Collective Entrepreneurship, aka ‘The Noah’s Ark Plan’
An idea submission program can support the Collective Entrepreneurship use case or ‘ideas solicited as part of a challenge and where sponsors are in principle looking for submitters to participate in accompanying implementation activities’, e.g. a search for a new internal venture.
I dub this use case the ‘Noah’s Ark Plan’ because the submitters and the sponsors are all the proverbial ‘same boat’ (along with some other creatures) in enduring an acknowledged rough storm. In this use case, it is assumed that submitters have a healthy attitude for partnering with others in the company and are humble about their contributions given a greater cause of dire importance (we don’t even know the name of Noah’s wife in the bible). This use case is often tantamount to pursuing large, complex opportunities requiring a concerted top and down partnering effort and significant levels of investment commitment. At Qualcomm this was supported through the Venture Fest competition, i.e. employee submissions as integral to innovation strategy (vs. insurance) and increased opportunities for full-time job transitions).
Intra/Entrepreneurship, aka ‘The JC Walk on Water Plan’
An idea submission program can technically support the Intra/entrepreneurship use case or ‘unsolicited ideas from submitters interested in working on their idea full time’, but there is often a poor match if the focus of the program is ‘spin-in’ vs. explicitly encouraging ‘spin-outs’. In general, an idea management system is meant to match employee submitters with like-minded peers and potential executive sponsors with strategic needs, not simply a place to win a prize to further a desire for independence (as in external business plan competitions).
I mockingly dub this use case the ‘The JC Walk on Water Plan’ because very few people successfully pull this off (i.e. succeed despite the system instead of because of the system). I’ve only seen a very small number of these submitters anyways, because by definition, they are typically not looking for a platform to assist with skill development, information sharing and matching their ideas with company needs, but instead focused on going it alone, failing to comprehend or accept intra/entrepreneurship as a team sport.

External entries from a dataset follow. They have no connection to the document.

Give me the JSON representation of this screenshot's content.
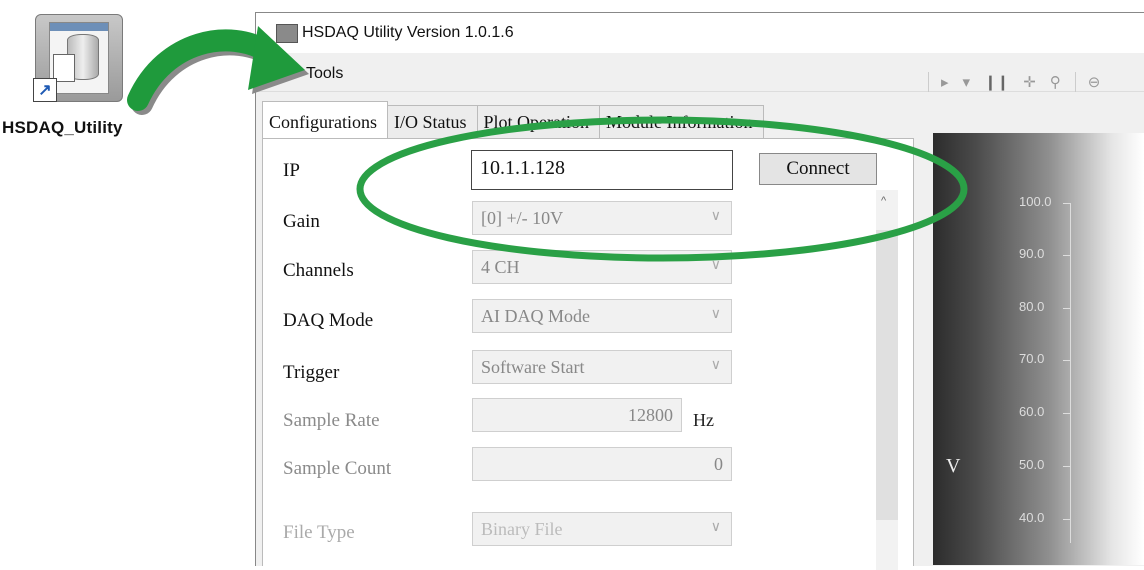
{
  "desktop": {
    "shortcut_label": "HSDAQ_Utility"
  },
  "window": {
    "title": "HSDAQ Utility Version 1.0.1.6"
  },
  "menu": {
    "tools": "Tools"
  },
  "toolbar": {
    "play": "▸",
    "dropdown": "▾",
    "pause": "❙❙",
    "pan": "✛",
    "zoom_select": "⚲",
    "zoom_out": "⊖"
  },
  "tabs": [
    "Configurations",
    "I/O Status",
    "Plot Operation",
    "Module Information"
  ],
  "form": {
    "ip": {
      "label": "IP",
      "value": "10.1.1.128"
    },
    "connect": "Connect",
    "gain": {
      "label": "Gain",
      "value": "[0] +/- 10V"
    },
    "channels": {
      "label": "Channels",
      "value": "4 CH"
    },
    "daq_mode": {
      "label": "DAQ Mode",
      "value": "AI DAQ Mode"
    },
    "trigger": {
      "label": "Trigger",
      "value": "Software Start"
    },
    "sample_rate": {
      "label": "Sample Rate",
      "value": "12800",
      "unit": "Hz"
    },
    "sample_count": {
      "label": "Sample Count",
      "value": "0"
    },
    "file_type": {
      "label": "File Type",
      "value": "Binary File"
    }
  },
  "chart": {
    "y_ticks": [
      "100.0",
      "90.0",
      "80.0",
      "70.0",
      "60.0",
      "50.0",
      "40.0"
    ],
    "y_unit": "V"
  },
  "colors": {
    "highlight_green": "#2aa046",
    "arrow_green": "#1f9a3c"
  }
}
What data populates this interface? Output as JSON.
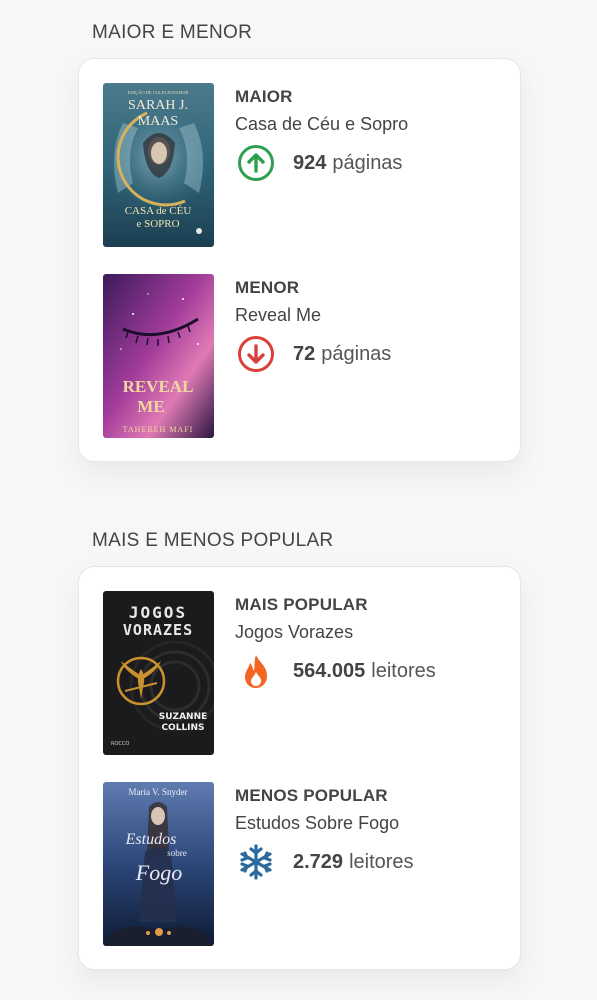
{
  "size_section": {
    "title": "MAIOR E MENOR",
    "largest": {
      "label": "MAIOR",
      "book_title": "Casa de Céu e Sopro",
      "value": "924",
      "unit": "páginas",
      "icon": "arrow-up-circle-icon",
      "icon_color": "#2e9e4f",
      "cover_text": {
        "edition": "EDIÇÃO DE COLECIONADOR",
        "author_line1": "SARAH J.",
        "author_line2": "MAAS",
        "title_line1": "CASA de CÉU",
        "title_line2": "e SOPRO"
      }
    },
    "smallest": {
      "label": "MENOR",
      "book_title": "Reveal Me",
      "value": "72",
      "unit": "páginas",
      "icon": "arrow-down-circle-icon",
      "icon_color": "#d9403a",
      "cover_text": {
        "title_line1": "REVEAL",
        "title_line2": "ME",
        "author": "TAHEREH MAFI"
      }
    }
  },
  "popularity_section": {
    "title": "MAIS E MENOS POPULAR",
    "most_popular": {
      "label": "MAIS POPULAR",
      "book_title": "Jogos Vorazes",
      "value": "564.005",
      "unit": "leitores",
      "icon": "fire-icon",
      "icon_color": "#f26522",
      "cover_text": {
        "title_line1": "JOGOS",
        "title_line2": "VORAZES",
        "author_line1": "SUZANNE",
        "author_line2": "COLLINS",
        "publisher": "ROCCO"
      }
    },
    "least_popular": {
      "label": "MENOS POPULAR",
      "book_title": "Estudos Sobre Fogo",
      "value": "2.729",
      "unit": "leitores",
      "icon": "snowflake-icon",
      "icon_color": "#2b6a9e",
      "cover_text": {
        "author": "Maria V. Snyder",
        "title_line1": "Estudos",
        "title_line2": "sobre",
        "title_line3": "Fogo"
      }
    }
  }
}
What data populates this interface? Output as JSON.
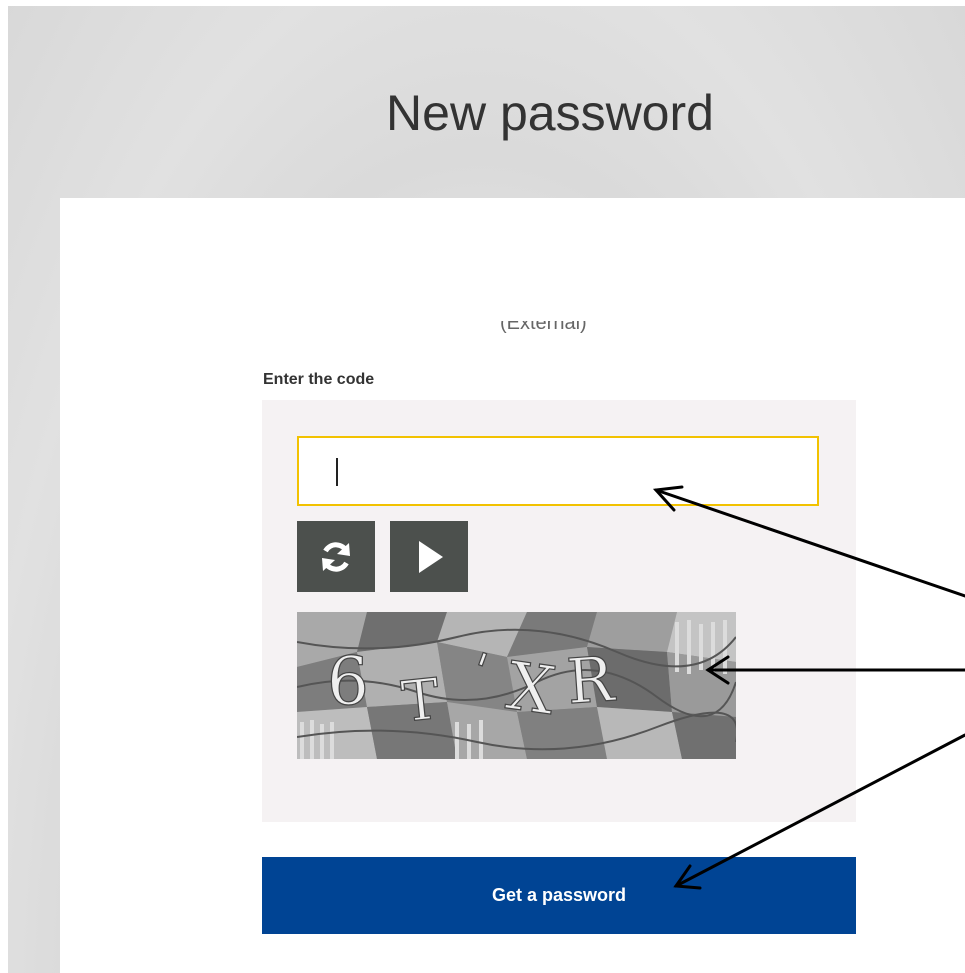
{
  "page": {
    "title": "New password"
  },
  "form": {
    "subtitle_fragment": "(External)",
    "code_label": "Enter the code",
    "code_value": "",
    "refresh_icon": "refresh-icon",
    "play_icon": "play-audio-icon",
    "captcha_text": "6T'XR",
    "submit_label": "Get a password"
  },
  "colors": {
    "input_border": "#f2c200",
    "button_bg": "#004494",
    "icon_button_bg": "#4c504d",
    "panel_bg": "#f5f2f3"
  }
}
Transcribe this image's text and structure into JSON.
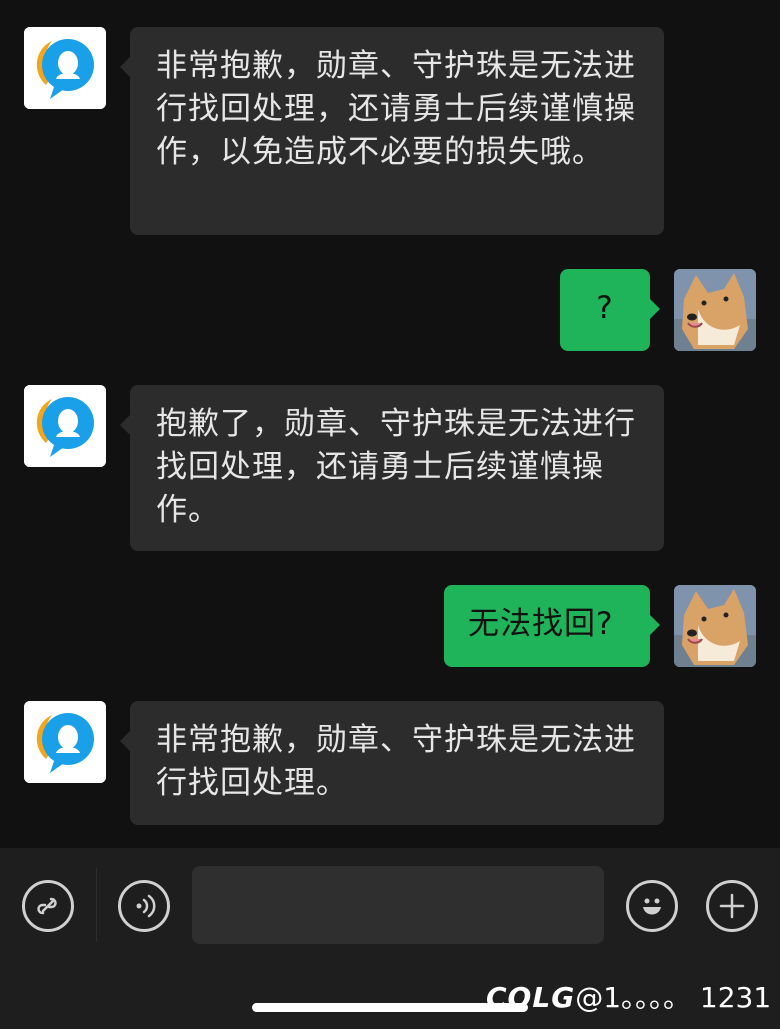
{
  "messages": [
    {
      "sender": "bot",
      "avatar": "customer-service-avatar",
      "text": "非常抱歉，勋章、守护珠是无法进行找回处理，还请勇士后续谨慎操作，以免造成不必要的损失哦。"
    },
    {
      "sender": "user",
      "avatar": "shiba-dog-avatar",
      "text": "?"
    },
    {
      "sender": "bot",
      "avatar": "customer-service-avatar",
      "text": "抱歉了，勋章、守护珠是无法进行找回处理，还请勇士后续谨慎操作。"
    },
    {
      "sender": "user",
      "avatar": "shiba-dog-avatar",
      "text": "无法找回?"
    },
    {
      "sender": "bot",
      "avatar": "customer-service-avatar",
      "text": "非常抱歉，勋章、守护珠是无法进行找回处理。"
    }
  ],
  "toolbar": {
    "input_value": "",
    "icons": [
      "mini-program-icon",
      "voice-icon",
      "emoji-icon",
      "plus-icon"
    ]
  },
  "watermark": {
    "logo": "COLG",
    "handle": "@1。。。。 1231"
  },
  "colors": {
    "background": "#111111",
    "bot_bubble": "#2c2c2c",
    "user_bubble": "#1fb35a",
    "toolbar": "#1e1e1e"
  }
}
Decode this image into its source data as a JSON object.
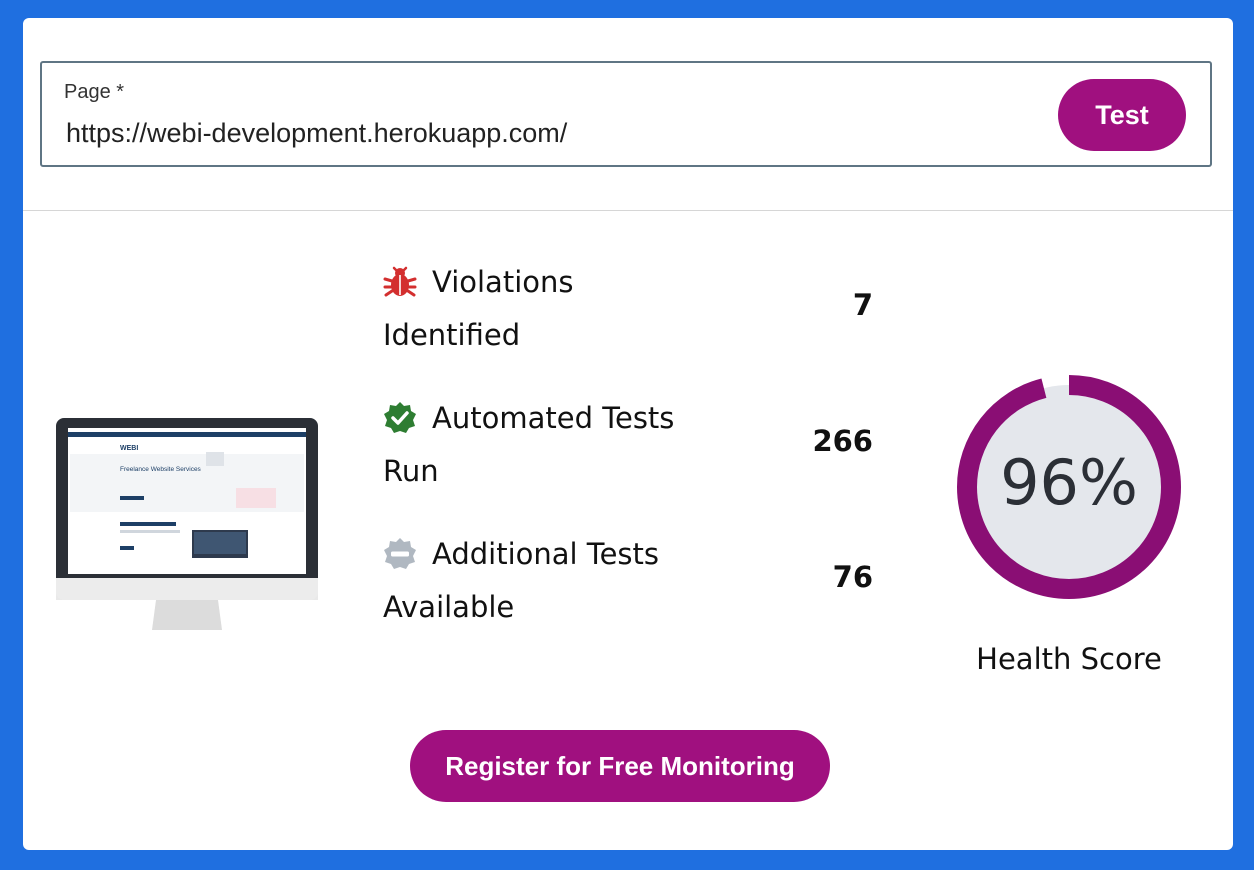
{
  "form": {
    "label": "Page *",
    "url_value": "https://webi-development.herokuapp.com/",
    "test_button": "Test"
  },
  "stats": [
    {
      "line1": "Violations",
      "line2": "Identified",
      "value": "7",
      "icon": "bug-icon",
      "icon_color": "#d32f2f"
    },
    {
      "line1": "Automated Tests",
      "line2": "Run",
      "value": "266",
      "icon": "check-badge-icon",
      "icon_color": "#2e7d32"
    },
    {
      "line1": "Additional Tests",
      "line2": "Available",
      "value": "76",
      "icon": "minus-badge-icon",
      "icon_color": "#b0b8c1"
    }
  ],
  "health": {
    "score_text": "96%",
    "score_fraction": 0.96,
    "label": "Health Score",
    "ring_color": "#8a0e74",
    "track_color": "#e4e7ec"
  },
  "preview": {
    "logo_text": "WEBI",
    "headline": "Freelance Website Services"
  },
  "register_button": "Register for Free Monitoring",
  "accent_color": "#a0107f"
}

When I do see some of these individuals, the end results have not been positive, unless they first tried to keep the collective good in mind by partnering with peers and target executive sponsors and later, when it was determined that the best path to market is through some form of external or skunk-works arrangement, they genially switched to a more classical entrepreneurial M.O.
When looking to design or improve your employee idea submission program, think about the inspiration vs. intention matrix presented above. Either model can work if designed properly and executed within the appropriate corporate culture. Don’t expect results of biblical proportions unless there’s top executive commitment – and if you want to go where only eagles dare, try the Collective Entrepreneurship quadrant – no one has really embarked to this path – perhaps it will take a new flood.